The Islamorada Hump is 15 miles offshore of Islamorada, and is another well-known blackfin hot spot. It rises to within 200 feet of the surface and drops to over 700 feet on the deep side. The same tactics work here as well.
Main Attraction — mainattraction.org
Tuna Fishing the Canary Islands
While I’m no tuna aficionado by any means, I’ve been lucky enough to see a few nice ones caught during my marlin travels. One of those, a 200-pound bluefin caught on a headboat off Gran Canaria in the Canary Islands, surprised the hell out of me. I’d known about the good blue marlin fishing in the Canaries — that’s why I was there — but I didn’t have a clue about the large numbers of big bluefin and giant bigeye tunas that also frequent this European vacation paradise. The Canaries, a group of volcanic islands just off Morocco in the Atlantic Ocean, still hold the all-tackle bigeye record — a 392-pounder caught in Gran Canaria in July of 1996.
Capt. Jason Pipe started tuna fishing in the Canary Islands when he was 16 years old, and now, almost 30 years later, he’s pretty dialed in to the tuna around his home waters. “April and May probably represent our best months for tuna fishing. That’s right at the start of the season as the tuna pass through en masse, along with whales and bait balls. However, our tuna season can start as early as March. If the Cory’s Shearwaters start to turn up about mid-February, the tuna aren’t normally too far behind.”
Pipe says that bluefin and albacore are normally the first to show. “Bluefin from 300 up to 900 pounds have been caught in good numbers the last couple years,” Pipe says. “Bigeye start turning up at roughly the same time, although sometimes a little later. The bigeye keep on turning up around the islands most of the summer, while the bluefin move off fairly fast, staying maybe only a few weeks. Yellowfin can start showing up from July onward, but in this ever-changing world, the arrival times seem to be changing as well!”
Pipe says that yellowfin are the hardest to catch here, with chunking taking the most fish. Bigeye, on the other hand, are easy, and you don’t have to be shy when trying to get a bite.
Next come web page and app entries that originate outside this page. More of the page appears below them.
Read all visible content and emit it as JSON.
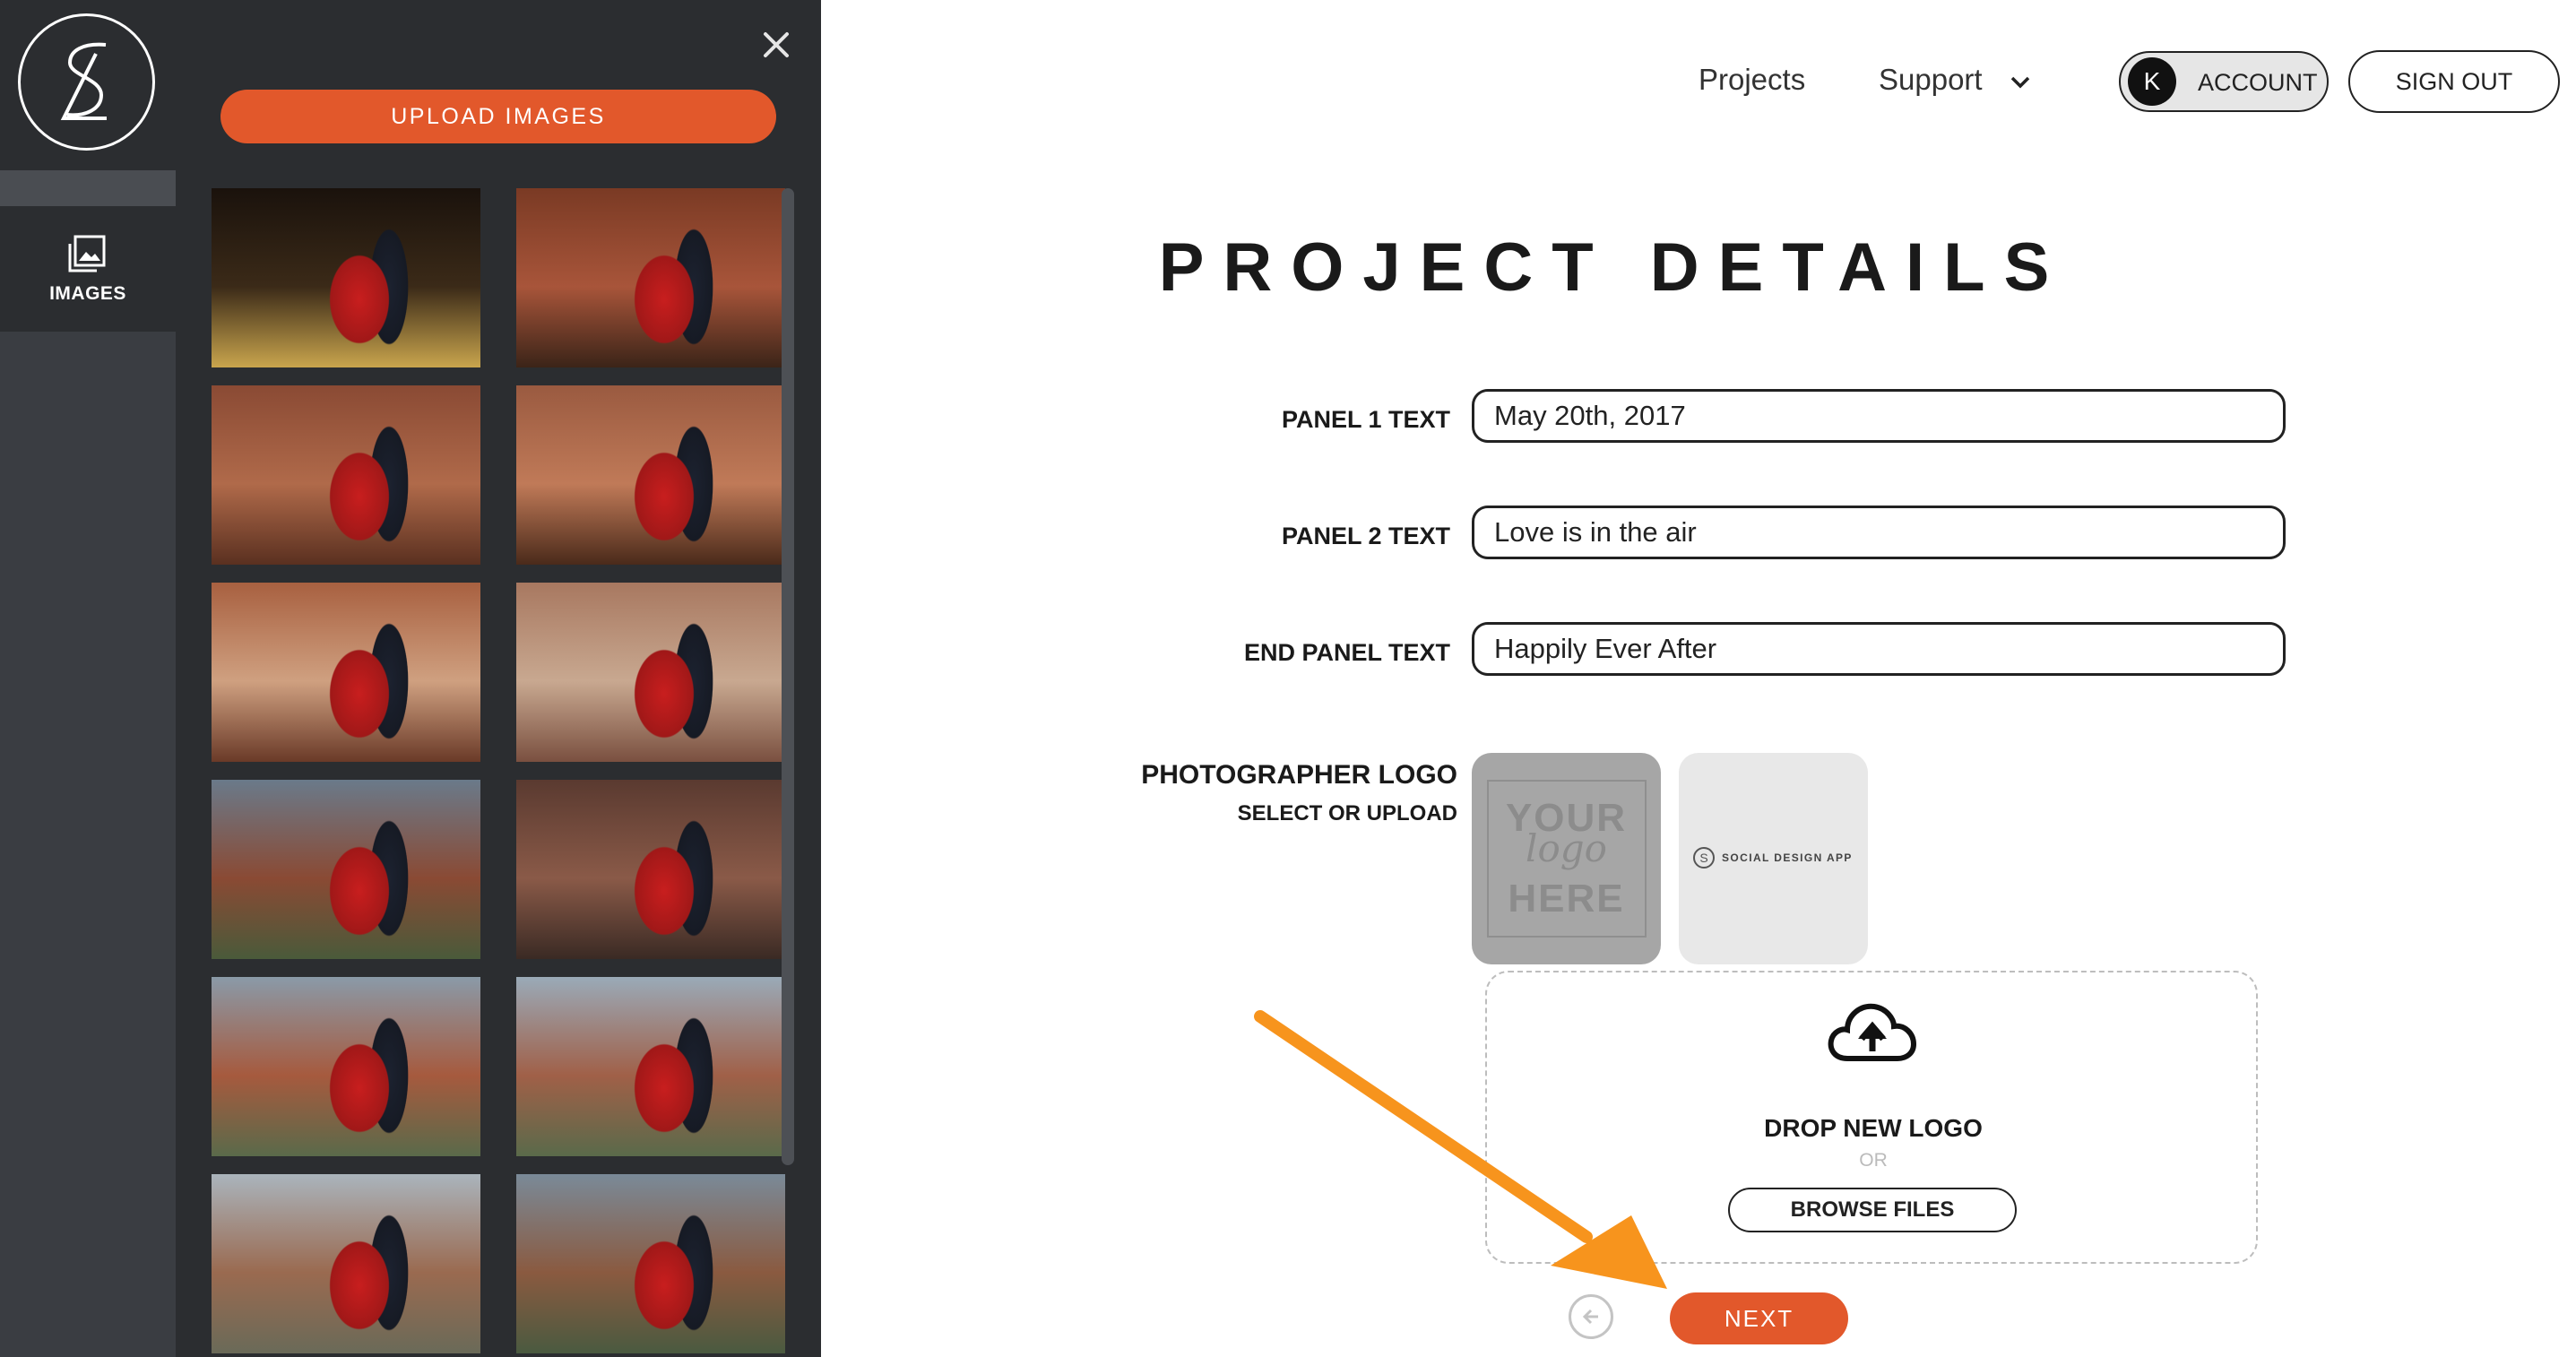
{
  "sidebar": {
    "tab_images_label": "IMAGES"
  },
  "image_panel": {
    "upload_label": "UPLOAD IMAGES",
    "thumbnails": [
      {
        "alt": "couple embracing at sunset in brush"
      },
      {
        "alt": "couple hugging on red hillside"
      },
      {
        "alt": "couple close embrace red slope"
      },
      {
        "alt": "couple walking hand in hand"
      },
      {
        "alt": "couple walking on painted hills"
      },
      {
        "alt": "couple kissing on hillside"
      },
      {
        "alt": "couple embrace with trees"
      },
      {
        "alt": "couple close up embrace"
      },
      {
        "alt": "couple laughing painted hills"
      },
      {
        "alt": "couple standing painted hills"
      },
      {
        "alt": "couple on road hills"
      },
      {
        "alt": "couple embrace hills dusk"
      }
    ]
  },
  "header": {
    "projects": "Projects",
    "support": "Support",
    "account_initial": "K",
    "account": "ACCOUNT",
    "signout": "SIGN OUT"
  },
  "form": {
    "title": "PROJECT DETAILS",
    "panel1_label": "PANEL 1 TEXT",
    "panel1_value": "May 20th, 2017",
    "panel2_label": "PANEL 2 TEXT",
    "panel2_value": "Love is in the air",
    "end_label": "END PANEL TEXT",
    "end_value": "Happily Ever After",
    "logo_label": "PHOTOGRAPHER LOGO",
    "logo_sub": "SELECT OR UPLOAD",
    "logo_placeholder": {
      "line1": "YOUR",
      "line2": "logo",
      "line3": "HERE"
    },
    "logo_brand": "SOCIAL DESIGN APP",
    "drop_title": "DROP NEW LOGO",
    "drop_or": "OR",
    "browse": "BROWSE FILES",
    "next": "NEXT"
  },
  "colors": {
    "accent": "#e2582b",
    "panel_bg": "#2b2d30",
    "rail_bg": "#3a3d42",
    "annotation_arrow": "#f7941d"
  }
}
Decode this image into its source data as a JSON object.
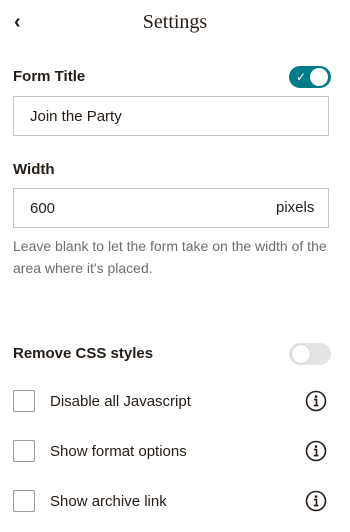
{
  "header": {
    "title": "Settings",
    "back_icon": "‹"
  },
  "form_title": {
    "label": "Form Title",
    "toggle_on": true,
    "value": "Join the Party"
  },
  "width": {
    "label": "Width",
    "value": "600",
    "unit": "pixels",
    "helper": "Leave blank to let the form take on the width of the area where it's placed."
  },
  "remove_css": {
    "label": "Remove CSS styles",
    "toggle_on": false
  },
  "options": [
    {
      "label": "Disable all Javascript",
      "checked": false,
      "info_icon": "info-icon"
    },
    {
      "label": "Show format options",
      "checked": false,
      "info_icon": "info-icon"
    },
    {
      "label": "Show archive link",
      "checked": false,
      "info_icon": "info-icon"
    }
  ],
  "colors": {
    "accent": "#007c89",
    "text": "#241c15",
    "muted": "#6e6e6e",
    "border": "#c5c5c5"
  }
}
Bocinegro Fishing Charters — Capt. Jason Pipe bluemarlingomera.com
Tuna Fishing in the Outer Banks, North Carolina
Everyone knows that the Outer Banks of North Carolina make a great place to fish for school- to medium-size yellowfin tuna. Forty- to 80-pound yellowfin make up the bread and butter of the charter fleets during the long, hot summers, but it’s the influx of giant bluefin each winter that gets the blood boiling even in the cold. The area is one of the top destinations for tuna fishing on the east coast of the United States.
One of the most appealing aspects of the North Carolina bite when it first started was that the fish were feeding in relatively shallow water — usually less than 120 feet deep, which kept them from sounding into the abyss. That allowed anglers to catch them in a hurry.
The best months to target these fish are December through April. During the last couple of years, there seems to be a better bite in December and January in the Morehead area, and then it usually gets good in February, March and April off Oregon Inlet.
Tuna Duck — Capt. Dan Rooks tunaduck.com , 252-216-6160
Obsession Charters — Capt. Jeff Ross obsession-charters.com , 252-480-0094